LUFKIN, Texas — While visiting with local producers in my part of the state, it appears that hay production is at about 25% of normal. Granted, 25% of normal would be very welcomed in areas that are drier then we are, but 25% of normal in a region that gets an abundance of rain is drastic.
Looking forward with anticipation, or perhaps dread, at winter feeding and stocking rates, it is important that we that one strongly evaluates the anticipated hay needs and purchases.
Let’s keep it simple, we’ll just look at quantity and quality of hay purchased. The quantity of hay needed is often simplified to “I need three bales of hay per cow to get through my winter.” While this has worked for some who have been at it for years. Likely they know their specific winter pasture growth, as well as the size and quality of bales that they can expect from their suppliers. Now that knowledge probably won’t work well this year.
It should be stated that folks that buy hay ‘by the ton’ are already where we all should be. When you purchase hay by the ton then one really does not care what size the bale is. If you stack a flatbed trailer with 4X4’s or 5X6’s, purchasing by weight is the smartest way to go.
Thus, for the many cattlemen still buy hay by the bale, it seems a nearly impossible task to eyeball a bale of hay and determine the quantity and quality of hay that’s within it. To make it more difficult, you must match the asking price to the other going prices for hay. It truly is a daunting task.
To help us get a better idea of the volume of hay in a bale, let us use some basic equations that we learned in geometry in high school. A round bale is nothing more than a cylinder. The volume of a cylinder is measured as 3.14 times the radius squared times the height of the cylinder (V= π R2 x H). If we apply that to a 4X4 bale of hay, we come up with a volume of 50.27 cubic feet. If you take that same formula and apply it to a 5 by 5 bale of hay, then you come up to 98.18 cubic feet. Yes, the 5X5 bale is double the volume of a 4X4.
For those who are interested and the remainder of the common bale sizes, here are the basic bale sizes: 4X4 = 50.27
4X5 = 78.54
4X6 = 113.10
5X5 = 98.18
5X6 = 141.37.
But quantity has nothing to do with quality. There is all manner of methods that I’ve heard producers use in the field to determine the quality of hay. There are even 4-H and FFA competitions for hay judging. In these competitions we look at the color, the amount of bloom or seedheads, freedom from weeds, and any factors such as mold, bleaching, or other foreign material present.
So how do we drill down and quickly determine the protein content or the protein or total digestible nutrients in a bale? We have some wonderful university laboratories that can test hay that only takes a week or two.

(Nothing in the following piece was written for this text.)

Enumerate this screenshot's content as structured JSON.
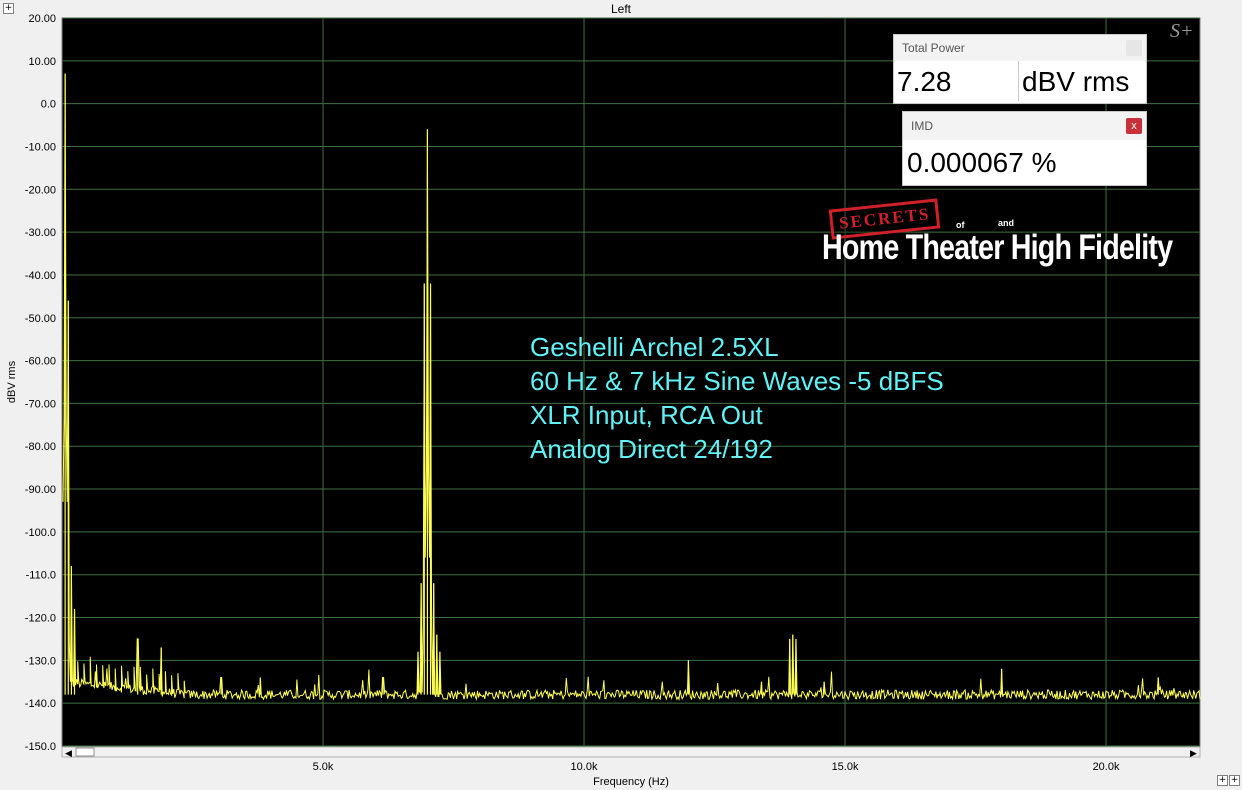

Yet let us imagine you are looking at hay to purchase. You could not expect the seller to hold on to the hay for a couple of weeks for a university lab result. But I bet you could ask for a sample of the hay to send off. I’ve asked to take a sample a couple of times and have had tested results the next day.
Consider using a commercial forage testing laboratory with a quick turnaround. I have used Dairy One, located in Ithaca NY, as a commercial forage testing laboratory. While Dairy One may not guarantee same day test results, their turn around time is quite impressive. As mentioned previously, I have twice sent a sample to Dairy One, paying for overnight delivery, and have had the results emailed to me the next day. This quick turn around allows for a quick hay purchasing decision.
Looking ahead, there are several variables that will determine how beef producers will withstand increasing cost of doing business and the climate that affects the very ability we have of raising cattle. Let us keep a sharp eye on the costs of conducting business.
–Cary W. Sims, Extension Agent
Texas A&M AgriLife Extension Service